Five Red Flags for Sell-It-Yourselfers
As the former president of a Printing Industries of America regional affiliate, I had the good fortune to work with many smart and successful owners of thriving printing businesses — folks who set their sights on strategic objectives and then went out and achieved them. I had the greatest respect for their abilities, but then as now, there is one thing that I would never have recommended that they attempt: selling their companies without professional representation and advisement.
Here are five reasons why flying solo is a high-risk activity for owners wishing to sell.
You don’t know who the buyers are. This is somewhat dependent on size. If your company is a small, single-location business, it’s possible that you can identify likely acquirers in the immediate vicinity. But larger firms and those with specialties such as packaging or wide-format output probably also will be of interest to buyers (including private equity investors) from outside their regions. No matter what your size, if you don’t have access to a database containing the names of everyone for whom your company would be a desirable target, you can’t be certain of attracting the best offers.
Structuring a good deal isn’t easy. Can you sell the business as a going concern, or does the buyer only want to tuck in your active accounts? How is payment going to be made? Will you be expected to stay on in a management role after the sale? What about your plant, equipment, and employees? The task of crafting and negotiating the terms of an acquisition is, to put it mildly, complicated.

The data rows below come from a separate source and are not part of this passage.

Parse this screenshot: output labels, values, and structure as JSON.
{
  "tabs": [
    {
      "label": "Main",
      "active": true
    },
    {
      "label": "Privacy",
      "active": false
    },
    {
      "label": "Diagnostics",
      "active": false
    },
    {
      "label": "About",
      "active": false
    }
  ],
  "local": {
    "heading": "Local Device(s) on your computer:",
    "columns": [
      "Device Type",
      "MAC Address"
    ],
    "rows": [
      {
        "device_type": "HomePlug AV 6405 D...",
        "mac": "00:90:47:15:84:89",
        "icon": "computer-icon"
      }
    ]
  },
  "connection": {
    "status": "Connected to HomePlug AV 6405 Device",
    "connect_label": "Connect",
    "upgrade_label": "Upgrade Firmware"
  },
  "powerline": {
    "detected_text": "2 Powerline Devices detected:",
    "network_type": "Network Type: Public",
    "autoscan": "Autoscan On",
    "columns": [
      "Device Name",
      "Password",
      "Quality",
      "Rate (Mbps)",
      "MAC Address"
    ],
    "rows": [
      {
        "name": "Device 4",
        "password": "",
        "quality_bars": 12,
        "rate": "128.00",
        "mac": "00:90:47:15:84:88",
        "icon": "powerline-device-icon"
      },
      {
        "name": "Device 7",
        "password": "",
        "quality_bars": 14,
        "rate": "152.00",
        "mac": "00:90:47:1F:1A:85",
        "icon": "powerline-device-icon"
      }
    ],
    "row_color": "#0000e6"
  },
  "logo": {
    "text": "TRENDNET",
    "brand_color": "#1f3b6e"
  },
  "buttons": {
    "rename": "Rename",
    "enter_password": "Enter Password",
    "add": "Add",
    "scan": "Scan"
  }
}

Without expert advice, it’s all too easy for sellers to leave money on the table.
You can’t afford to take your eyes off the ball. Selling a business is time-consuming. It’s not uncommon for the acquisition cycle to take eight to 10 months! Thus, it easily becomes a major distraction from the day-to-day management of the business. With too much distraction to the owner, the business falters, and its value declines. This depresses the selling price. An owner who can’t delegate the selling process to a qualified third-party representative is an owner at a disadvantage.

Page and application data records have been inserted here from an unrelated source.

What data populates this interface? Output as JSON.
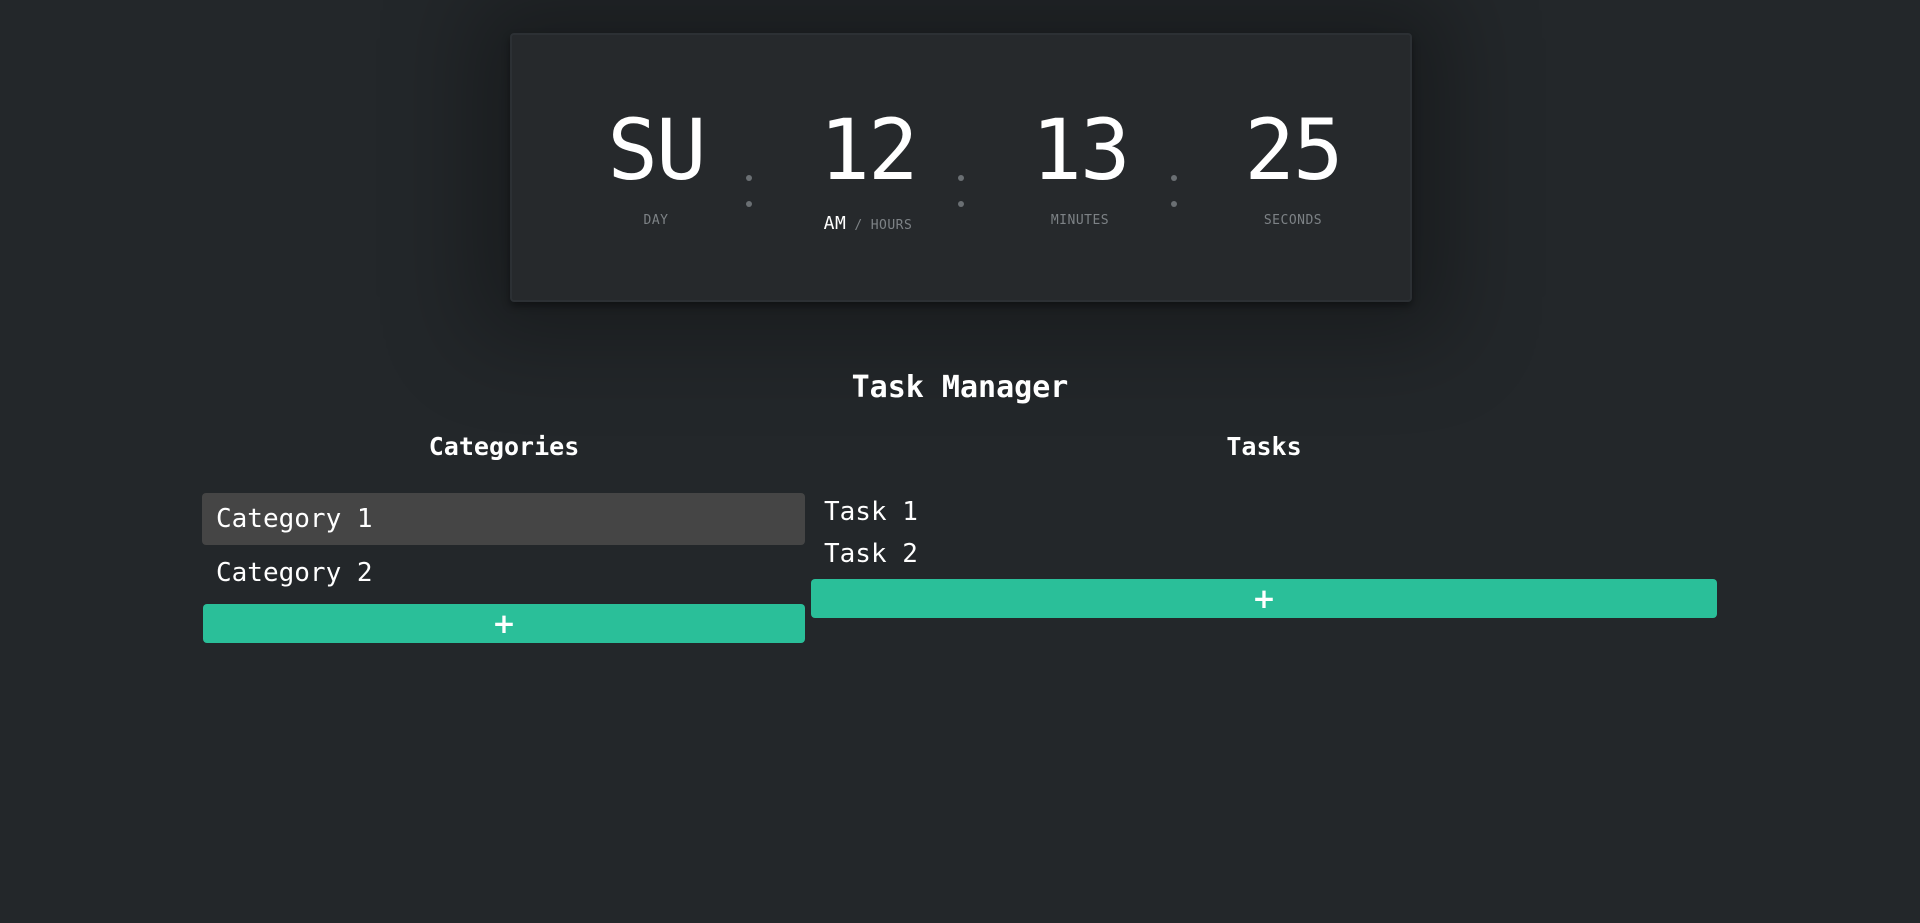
{
  "clock": {
    "day": {
      "value": "SU",
      "label": "DAY"
    },
    "hours": {
      "value": "12",
      "ampm": "AM",
      "separator": "/",
      "label": "HOURS"
    },
    "minutes": {
      "value": "13",
      "label": "MINUTES"
    },
    "seconds": {
      "value": "25",
      "label": "SECONDS"
    }
  },
  "app": {
    "title": "Task Manager",
    "categories_heading": "Categories",
    "tasks_heading": "Tasks"
  },
  "categories": [
    {
      "label": "Category 1",
      "active": true
    },
    {
      "label": "Category 2",
      "active": false
    }
  ],
  "tasks": [
    {
      "label": "Task 1"
    },
    {
      "label": "Task 2"
    }
  ],
  "buttons": {
    "add_category": "+",
    "add_task": "+"
  },
  "colors": {
    "background": "#23272a",
    "accent": "#2abf99",
    "active_item": "#454545"
  }
}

There is a lot of poor advice out there. Some of it is well intentioned, such as the information about EBITDA multiples that printing company owners get from accounting firms. Once the word is out that your company is for sale, business brokers and equipment dealers may join the chorus as well. The problem is that any advice that doesn’t come from experts focused exclusively on M&As in the printing industry is likely to be unrealistic. Unrealistic advice leads to unrealistic expectations on the seller’s part—and to disappointment when those expectations collide with the realities of the marketplace.
Selling is stressful. You built it, and now you’re preparing to step away from it. That’s emotional enough. Your spouse, family members, partners, and employees will have emotional reactions of their own. Add to dealing with this the pressures of meeting and bargaining with buyers. One of the most important functions of a third-party advisor is to act as an emotional referee—a disinterested party who de-stresses the situation by serving as a buffer and keeping everyone focused on facts, not feelings. A seller who acts without an intermediary will wish for one when the emotional temperature starts to climb.

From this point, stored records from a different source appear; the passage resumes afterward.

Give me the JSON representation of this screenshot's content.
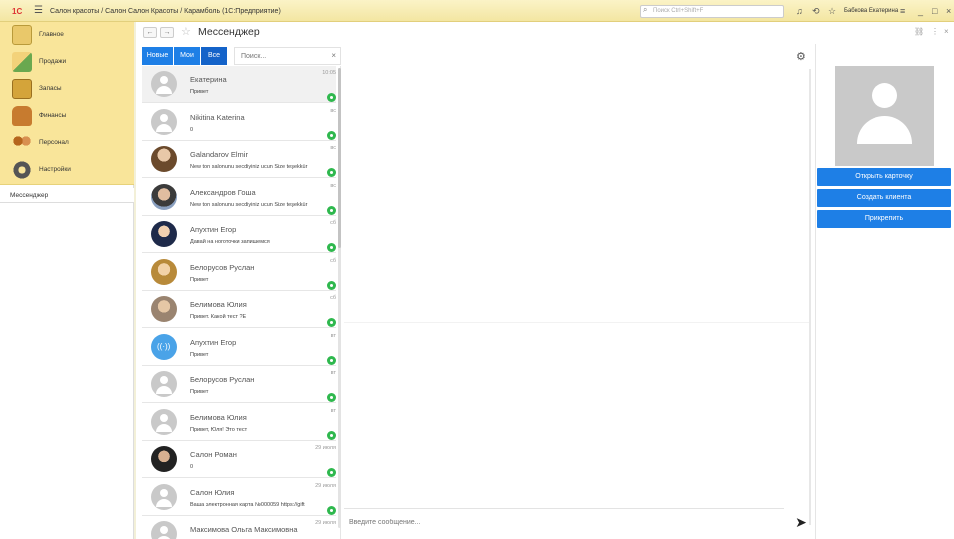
{
  "titlebar": {
    "logo": "1С",
    "menu_icon": "menu-icon",
    "title": "Салон красоты / Салон Салон Красоты / Карамболь  (1С:Предприятие)",
    "search_placeholder": "Поиск Ctrl+Shift+F",
    "user": "Бабкова Екатерина",
    "icons": [
      "bell-icon",
      "history-icon",
      "star-icon",
      "settings-icon",
      "minimize-icon",
      "maximize-icon",
      "close-icon"
    ]
  },
  "sidebar": {
    "sections": [
      {
        "label": "Главное",
        "icon": "home-icon",
        "color": "#e9c86a"
      },
      {
        "label": "Продажи",
        "icon": "sales-chart-icon",
        "color": "#6aa84f"
      },
      {
        "label": "Запасы",
        "icon": "stock-icon",
        "color": "#d4a43a"
      },
      {
        "label": "Финансы",
        "icon": "finance-icon",
        "color": "#c77b2f"
      },
      {
        "label": "Персонал",
        "icon": "staff-icon",
        "color": "#b5651d"
      },
      {
        "label": "Настройки",
        "icon": "settings-gear-icon",
        "color": "#555555"
      }
    ],
    "open_item": "Мессенджер"
  },
  "header": {
    "back": "←",
    "forward": "→",
    "title": "Мессенджер",
    "link_icon": "link-icon",
    "more_icon": "more-icon",
    "close_icon": "close-icon"
  },
  "tabs": [
    {
      "label": "Новые"
    },
    {
      "label": "Мои"
    },
    {
      "label": "Все"
    }
  ],
  "search": {
    "placeholder": "Поиск...",
    "clear": "×"
  },
  "chats": [
    {
      "name": "Екатерина",
      "message": "Привет",
      "time": "10:05",
      "avatar": "default"
    },
    {
      "name": "Nikitina Katerina",
      "message": "0",
      "time": "вс",
      "avatar": "default"
    },
    {
      "name": "Galandarov Elmir",
      "message": "New ton salonunu secdiyiniz ucun Size teşekkür",
      "time": "вс",
      "avatar": "photo1"
    },
    {
      "name": "Александров Гоша",
      "message": "New ton salonunu secdiyiniz ucun Size teşekkür",
      "time": "вс",
      "avatar": "photo2"
    },
    {
      "name": "Апухтин Егор",
      "message": "Давай на ноготочки запишемся",
      "time": "сб",
      "avatar": "photo3"
    },
    {
      "name": "Белорусов Руслан",
      "message": "Привет",
      "time": "сб",
      "avatar": "photo4"
    },
    {
      "name": "Белимова Юлия",
      "message": "Привет. Какой тест ?Ё",
      "time": "сб",
      "avatar": "photo5"
    },
    {
      "name": "Апухтин Егор",
      "message": "Привет",
      "time": "вт",
      "avatar": "blue"
    },
    {
      "name": "Белорусов Руслан",
      "message": "Привет",
      "time": "вт",
      "avatar": "default"
    },
    {
      "name": "Белимова Юлия",
      "message": "Привет, Юля! Это тест",
      "time": "вт",
      "avatar": "default"
    },
    {
      "name": "Салон Роман",
      "message": "0",
      "time": "29 июля",
      "avatar": "photo6"
    },
    {
      "name": "Салон Юлия",
      "message": "Ваша электронная карта №000059 https://gift",
      "time": "29 июля",
      "avatar": "default"
    },
    {
      "name": "Максимова Ольга Максимовна",
      "message": "",
      "time": "29 июля",
      "avatar": "default"
    }
  ],
  "message_input": {
    "placeholder": "Введите сообщение..."
  },
  "right_panel": {
    "buttons": [
      {
        "label": "Открыть карточку"
      },
      {
        "label": "Создать клиента"
      },
      {
        "label": "Прикрепить"
      }
    ]
  },
  "colors": {
    "accent": "#1e7fe6",
    "sidebar_bg": "#f9e59a",
    "whatsapp": "#2fb84e"
  }
}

If you are thinking of selling, now is the time to proceed — but not without the help of experts who can guide you every step of the way. Get the advisement you need, and get the best deal you can!
Joe Polanco has more than 40 years of experience in the printing industry and its trade associations. After graduating with a Printing Management degree from Cal Poly, he spent 15 years in operational positions in printing companies before joining PIA MidAmerica, a Printing Industries of America affiliate. As its president for 20 years, he helped companies realize their potential for success by showing them how to implement best practices, develop financial management tools, and achieve strategic growth through mergers and acquisitions. Contact Joe Polanco at (610) 230-0635, ext. 705, or at firstname.lastname@example.org.